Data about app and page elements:
BEGIN

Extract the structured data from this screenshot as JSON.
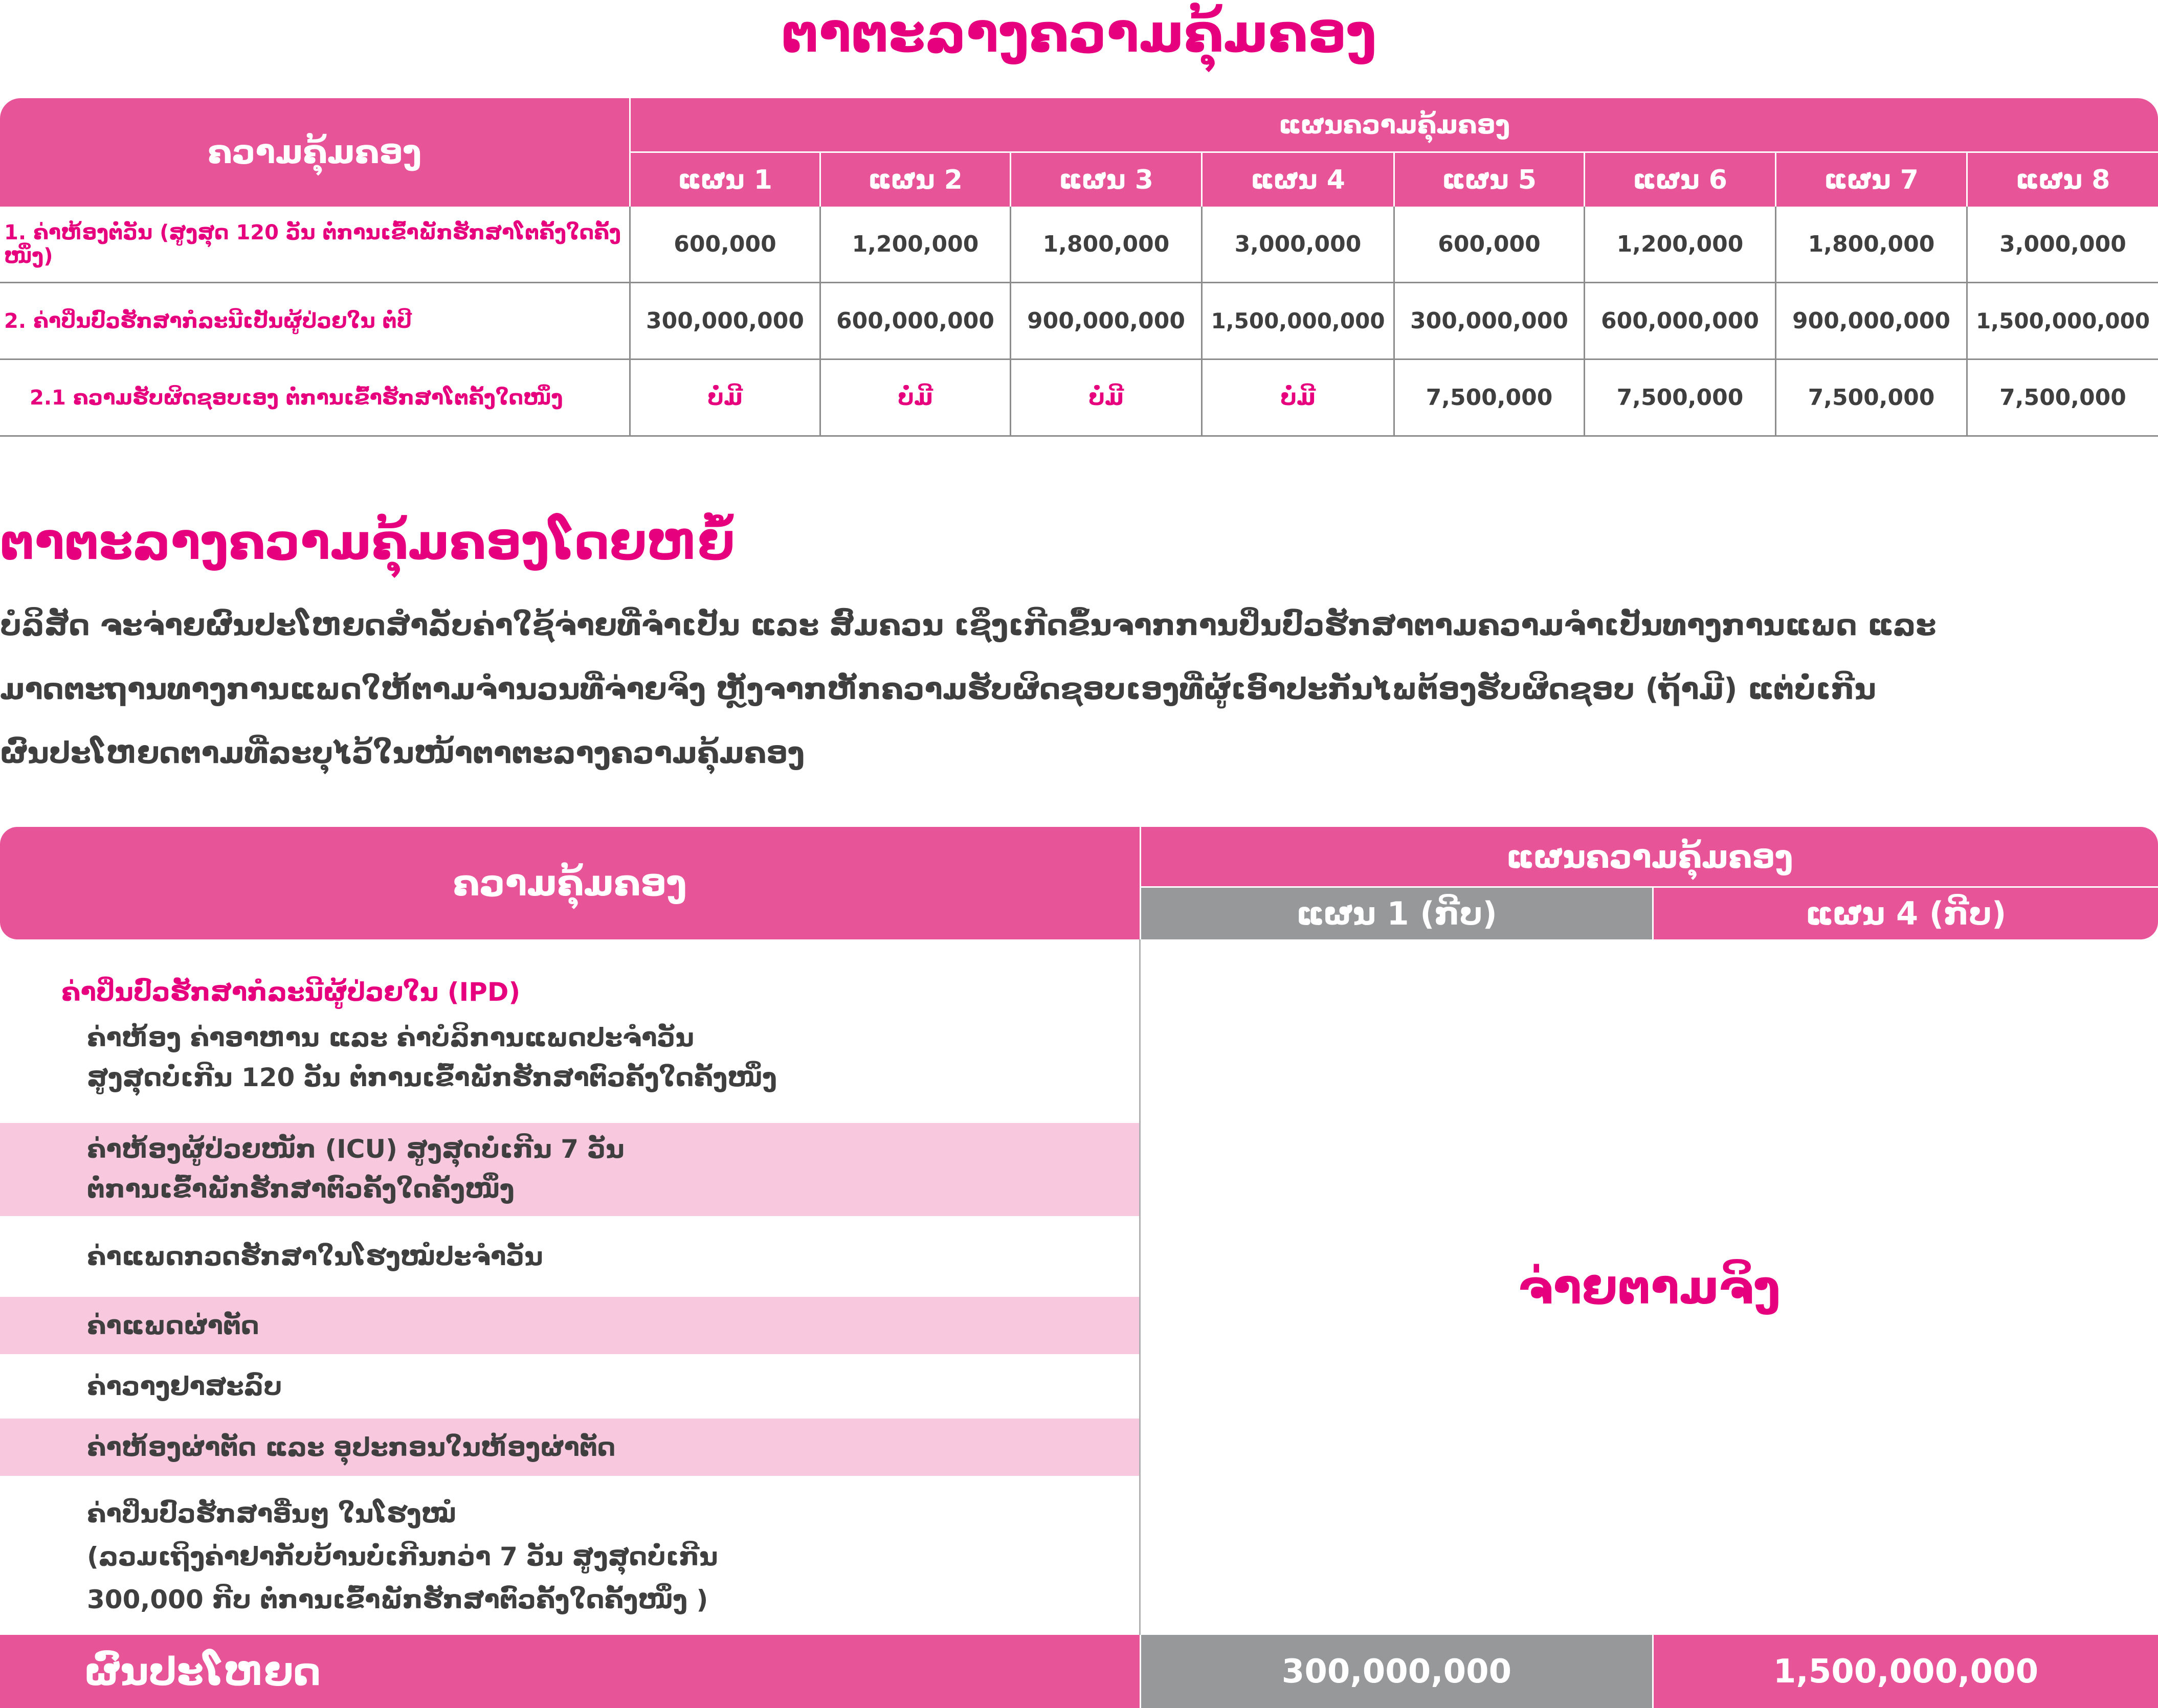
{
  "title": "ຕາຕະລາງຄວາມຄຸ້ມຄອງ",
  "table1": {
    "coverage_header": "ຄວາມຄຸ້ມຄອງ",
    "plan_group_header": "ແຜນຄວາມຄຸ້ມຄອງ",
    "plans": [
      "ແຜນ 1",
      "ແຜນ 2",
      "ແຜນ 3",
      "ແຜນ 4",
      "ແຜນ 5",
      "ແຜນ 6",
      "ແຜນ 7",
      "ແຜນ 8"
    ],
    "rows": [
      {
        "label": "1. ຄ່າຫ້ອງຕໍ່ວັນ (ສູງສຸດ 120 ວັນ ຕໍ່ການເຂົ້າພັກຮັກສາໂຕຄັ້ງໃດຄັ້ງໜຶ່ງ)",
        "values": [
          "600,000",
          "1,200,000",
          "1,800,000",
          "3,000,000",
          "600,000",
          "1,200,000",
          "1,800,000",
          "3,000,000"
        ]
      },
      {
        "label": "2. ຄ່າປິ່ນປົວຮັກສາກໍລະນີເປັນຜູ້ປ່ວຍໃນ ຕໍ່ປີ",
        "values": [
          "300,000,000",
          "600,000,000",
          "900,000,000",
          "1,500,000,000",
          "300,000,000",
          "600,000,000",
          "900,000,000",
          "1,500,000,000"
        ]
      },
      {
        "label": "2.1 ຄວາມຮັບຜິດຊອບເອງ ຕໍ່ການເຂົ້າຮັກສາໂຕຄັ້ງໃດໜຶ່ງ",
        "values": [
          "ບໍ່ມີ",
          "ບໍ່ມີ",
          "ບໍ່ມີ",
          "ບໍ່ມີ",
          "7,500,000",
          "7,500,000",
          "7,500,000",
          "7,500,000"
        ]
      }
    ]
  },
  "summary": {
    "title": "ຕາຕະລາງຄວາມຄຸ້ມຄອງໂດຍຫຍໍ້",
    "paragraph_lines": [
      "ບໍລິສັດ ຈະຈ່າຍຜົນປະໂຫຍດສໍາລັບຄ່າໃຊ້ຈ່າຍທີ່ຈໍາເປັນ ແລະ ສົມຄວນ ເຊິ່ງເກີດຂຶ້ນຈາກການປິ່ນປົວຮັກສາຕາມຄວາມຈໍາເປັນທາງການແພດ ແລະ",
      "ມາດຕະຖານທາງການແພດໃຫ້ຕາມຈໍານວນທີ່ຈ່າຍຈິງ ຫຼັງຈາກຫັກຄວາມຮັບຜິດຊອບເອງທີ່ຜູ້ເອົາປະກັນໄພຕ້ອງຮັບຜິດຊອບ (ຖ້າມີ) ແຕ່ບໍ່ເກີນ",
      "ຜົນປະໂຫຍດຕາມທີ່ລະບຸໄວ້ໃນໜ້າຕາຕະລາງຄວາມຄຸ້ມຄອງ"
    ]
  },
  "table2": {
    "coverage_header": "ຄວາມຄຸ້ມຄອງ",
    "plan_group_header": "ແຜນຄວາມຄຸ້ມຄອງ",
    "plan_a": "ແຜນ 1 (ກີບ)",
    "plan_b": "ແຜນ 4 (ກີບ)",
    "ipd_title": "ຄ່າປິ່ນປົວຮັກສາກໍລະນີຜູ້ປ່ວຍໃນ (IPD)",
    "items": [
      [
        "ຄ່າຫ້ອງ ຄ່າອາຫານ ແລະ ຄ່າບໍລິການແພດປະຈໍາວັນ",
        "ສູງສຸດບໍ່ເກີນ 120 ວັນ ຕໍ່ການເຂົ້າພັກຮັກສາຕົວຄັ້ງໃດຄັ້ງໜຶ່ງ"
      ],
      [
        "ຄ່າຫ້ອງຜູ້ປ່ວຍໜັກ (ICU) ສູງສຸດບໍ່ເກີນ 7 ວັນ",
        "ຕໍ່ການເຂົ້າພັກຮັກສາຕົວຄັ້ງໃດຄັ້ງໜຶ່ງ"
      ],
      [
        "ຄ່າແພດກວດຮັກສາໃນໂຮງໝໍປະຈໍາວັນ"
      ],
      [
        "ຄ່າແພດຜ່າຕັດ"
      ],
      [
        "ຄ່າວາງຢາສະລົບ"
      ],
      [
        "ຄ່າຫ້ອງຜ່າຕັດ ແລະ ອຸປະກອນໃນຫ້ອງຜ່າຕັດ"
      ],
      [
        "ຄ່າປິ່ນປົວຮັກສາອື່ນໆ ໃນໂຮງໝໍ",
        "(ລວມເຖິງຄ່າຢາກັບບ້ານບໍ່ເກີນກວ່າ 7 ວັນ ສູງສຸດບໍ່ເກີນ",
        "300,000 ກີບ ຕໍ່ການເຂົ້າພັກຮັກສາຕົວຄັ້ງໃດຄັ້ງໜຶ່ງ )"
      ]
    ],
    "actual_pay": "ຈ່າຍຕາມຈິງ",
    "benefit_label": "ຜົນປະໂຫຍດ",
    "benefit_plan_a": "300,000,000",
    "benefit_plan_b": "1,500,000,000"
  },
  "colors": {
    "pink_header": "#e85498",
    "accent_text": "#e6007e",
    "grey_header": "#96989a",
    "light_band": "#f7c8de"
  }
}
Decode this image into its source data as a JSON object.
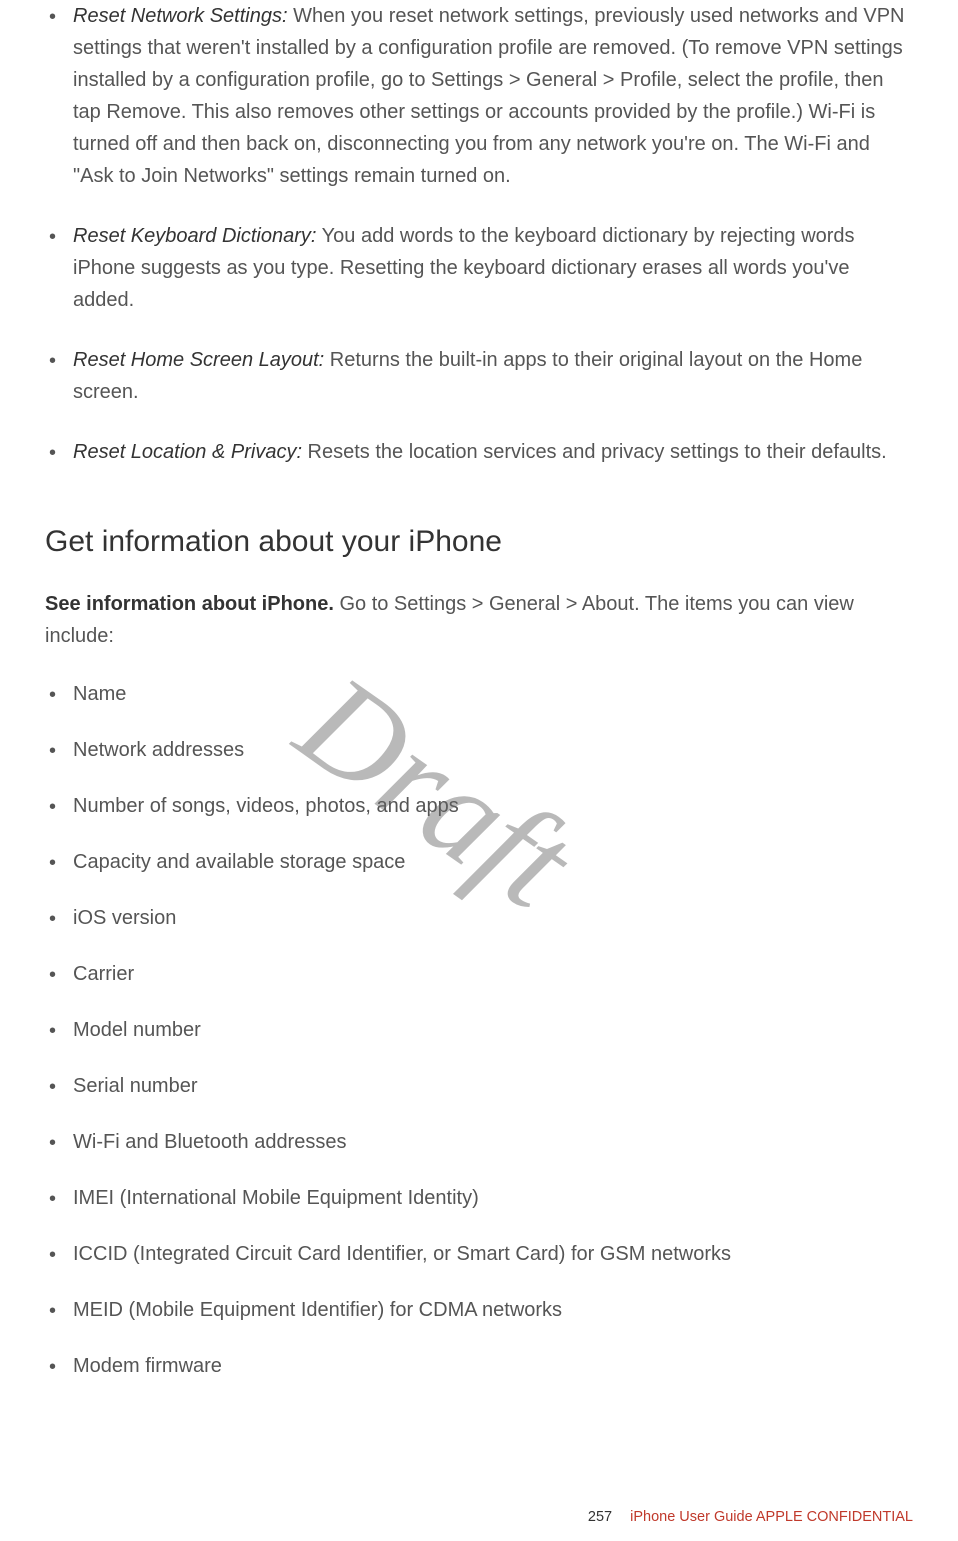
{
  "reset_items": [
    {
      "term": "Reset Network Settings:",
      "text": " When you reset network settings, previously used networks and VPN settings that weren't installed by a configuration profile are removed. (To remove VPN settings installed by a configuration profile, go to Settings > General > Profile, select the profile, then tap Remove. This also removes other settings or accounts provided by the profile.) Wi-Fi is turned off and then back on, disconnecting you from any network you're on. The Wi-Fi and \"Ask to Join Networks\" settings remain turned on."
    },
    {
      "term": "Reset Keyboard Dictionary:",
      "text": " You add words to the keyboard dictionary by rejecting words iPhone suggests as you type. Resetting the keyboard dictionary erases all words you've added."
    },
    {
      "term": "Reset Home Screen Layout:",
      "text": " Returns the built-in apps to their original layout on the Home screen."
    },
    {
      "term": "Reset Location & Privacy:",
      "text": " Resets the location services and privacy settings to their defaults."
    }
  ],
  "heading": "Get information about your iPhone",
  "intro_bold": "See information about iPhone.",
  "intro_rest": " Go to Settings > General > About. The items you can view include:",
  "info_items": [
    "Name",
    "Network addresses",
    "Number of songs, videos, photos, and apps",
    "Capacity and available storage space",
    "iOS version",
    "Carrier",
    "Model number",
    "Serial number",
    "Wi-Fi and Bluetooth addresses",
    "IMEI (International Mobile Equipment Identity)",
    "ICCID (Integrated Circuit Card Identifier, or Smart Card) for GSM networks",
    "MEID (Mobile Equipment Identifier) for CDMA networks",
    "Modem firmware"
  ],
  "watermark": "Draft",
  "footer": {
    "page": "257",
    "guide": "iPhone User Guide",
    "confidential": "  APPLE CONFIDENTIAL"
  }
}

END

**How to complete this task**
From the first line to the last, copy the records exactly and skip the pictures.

**Finished task**
Extract the structured data from this screenshot as JSON.
{
  "title": "ຕາຕະລາງຄວາມຄຸ້ມຄອງ",
  "table1": {
    "coverage_header": "ຄວາມຄຸ້ມຄອງ",
    "plan_group_header": "ແຜນຄວາມຄຸ້ມຄອງ",
    "plans": [
      "ແຜນ 1",
      "ແຜນ 2",
      "ແຜນ 3",
      "ແຜນ 4",
      "ແຜນ 5",
      "ແຜນ 6",
      "ແຜນ 7",
      "ແຜນ 8"
    ],
    "rows": [
      {
        "label": "1. ຄ່າຫ້ອງຕໍ່ວັນ (ສູງສຸດ 120 ວັນ ຕໍ່ການເຂົ້າພັກຮັກສາໂຕຄັ້ງໃດຄັ້ງໜຶ່ງ)",
        "values": [
          "600,000",
          "1,200,000",
          "1,800,000",
          "3,000,000",
          "600,000",
          "1,200,000",
          "1,800,000",
          "3,000,000"
        ]
      },
      {
        "label": "2. ຄ່າປິ່ນປົວຮັກສາກໍລະນີເປັນຜູ້ປ່ວຍໃນ ຕໍ່ປີ",
        "values": [
          "300,000,000",
          "600,000,000",
          "900,000,000",
          "1,500,000,000",
          "300,000,000",
          "600,000,000",
          "900,000,000",
          "1,500,000,000"
        ]
      },
      {
        "label": "2.1 ຄວາມຮັບຜິດຊອບເອງ ຕໍ່ການເຂົ້າຮັກສາໂຕຄັ້ງໃດໜຶ່ງ",
        "values": [
          "ບໍ່ມີ",
          "ບໍ່ມີ",
          "ບໍ່ມີ",
          "ບໍ່ມີ",
          "7,500,000",
          "7,500,000",
          "7,500,000",
          "7,500,000"
        ]
      }
    ]
  },
  "summary": {
    "title": "ຕາຕະລາງຄວາມຄຸ້ມຄອງໂດຍຫຍໍ້",
    "paragraph_lines": [
      "ບໍລິສັດ ຈະຈ່າຍຜົນປະໂຫຍດສໍາລັບຄ່າໃຊ້ຈ່າຍທີ່ຈໍາເປັນ ແລະ ສົມຄວນ ເຊິ່ງເກີດຂຶ້ນຈາກການປິ່ນປົວຮັກສາຕາມຄວາມຈໍາເປັນທາງການແພດ ແລະ",
      "ມາດຕະຖານທາງການແພດໃຫ້ຕາມຈໍານວນທີ່ຈ່າຍຈິງ ຫຼັງຈາກຫັກຄວາມຮັບຜິດຊອບເອງທີ່ຜູ້ເອົາປະກັນໄພຕ້ອງຮັບຜິດຊອບ (ຖ້າມີ) ແຕ່ບໍ່ເກີນ",
      "ຜົນປະໂຫຍດຕາມທີ່ລະບຸໄວ້ໃນໜ້າຕາຕະລາງຄວາມຄຸ້ມຄອງ"
    ]
  },
  "table2": {
    "coverage_header": "ຄວາມຄຸ້ມຄອງ",
    "plan_group_header": "ແຜນຄວາມຄຸ້ມຄອງ",
    "plan_a": "ແຜນ 1 (ກີບ)",
    "plan_b": "ແຜນ 4 (ກີບ)",
    "ipd_title": "ຄ່າປິ່ນປົວຮັກສາກໍລະນີຜູ້ປ່ວຍໃນ (IPD)",
    "items": [
      [
        "ຄ່າຫ້ອງ ຄ່າອາຫານ ແລະ ຄ່າບໍລິການແພດປະຈໍາວັນ",
        "ສູງສຸດບໍ່ເກີນ 120 ວັນ ຕໍ່ການເຂົ້າພັກຮັກສາຕົວຄັ້ງໃດຄັ້ງໜຶ່ງ"
      ],
      [
        "ຄ່າຫ້ອງຜູ້ປ່ວຍໜັກ (ICU) ສູງສຸດບໍ່ເກີນ 7 ວັນ",
        "ຕໍ່ການເຂົ້າພັກຮັກສາຕົວຄັ້ງໃດຄັ້ງໜຶ່ງ"
      ],
      [
        "ຄ່າແພດກວດຮັກສາໃນໂຮງໝໍປະຈໍາວັນ"
      ],
      [
        "ຄ່າແພດຜ່າຕັດ"
      ],
      [
        "ຄ່າວາງຢາສະລົບ"
      ],
      [
        "ຄ່າຫ້ອງຜ່າຕັດ ແລະ ອຸປະກອນໃນຫ້ອງຜ່າຕັດ"
      ],
      [
        "ຄ່າປິ່ນປົວຮັກສາອື່ນໆ ໃນໂຮງໝໍ",
        "(ລວມເຖິງຄ່າຢາກັບບ້ານບໍ່ເກີນກວ່າ 7 ວັນ ສູງສຸດບໍ່ເກີນ",
        "300,000 ກີບ ຕໍ່ການເຂົ້າພັກຮັກສາຕົວຄັ້ງໃດຄັ້ງໜຶ່ງ )"
      ]
    ],
    "actual_pay": "ຈ່າຍຕາມຈິງ",
    "benefit_label": "ຜົນປະໂຫຍດ",
    "benefit_plan_a": "300,000,000",
    "benefit_plan_b": "1,500,000,000"
  },
  "colors": {
    "pink_header": "#e85498",
    "accent_text": "#e6007e",
    "grey_header": "#96989a",
    "light_band": "#f7c8de"
  }
}
Decode this image into its source data as a JSON object.
{
  "reset_items": [
    {
      "term": "Reset Network Settings:",
      "text": " When you reset network settings, previously used networks and VPN settings that weren't installed by a configuration profile are removed. (To remove VPN settings installed by a configuration profile, go to Settings > General > Profile, select the profile, then tap Remove. This also removes other settings or accounts provided by the profile.) Wi-Fi is turned off and then back on, disconnecting you from any network you're on. The Wi-Fi and \"Ask to Join Networks\" settings remain turned on."
    },
    {
      "term": "Reset Keyboard Dictionary:",
      "text": " You add words to the keyboard dictionary by rejecting words iPhone suggests as you type. Resetting the keyboard dictionary erases all words you've added."
    },
    {
      "term": "Reset Home Screen Layout:",
      "text": " Returns the built-in apps to their original layout on the Home screen."
    },
    {
      "term": "Reset Location & Privacy:",
      "text": " Resets the location services and privacy settings to their defaults."
    }
  ],
  "heading": "Get information about your iPhone",
  "intro_bold": "See information about iPhone.",
  "intro_rest": " Go to Settings > General > About. The items you can view include:",
  "info_items": [
    "Name",
    "Network addresses",
    "Number of songs, videos, photos, and apps",
    "Capacity and available storage space",
    "iOS version",
    "Carrier",
    "Model number",
    "Serial number",
    "Wi-Fi and Bluetooth addresses",
    "IMEI (International Mobile Equipment Identity)",
    "ICCID (Integrated Circuit Card Identifier, or Smart Card) for GSM networks",
    "MEID (Mobile Equipment Identifier) for CDMA networks",
    "Modem firmware"
  ],
  "watermark": "Draft",
  "footer": {
    "page": "257",
    "guide": "iPhone User Guide",
    "confidential": "  APPLE CONFIDENTIAL"
  }
}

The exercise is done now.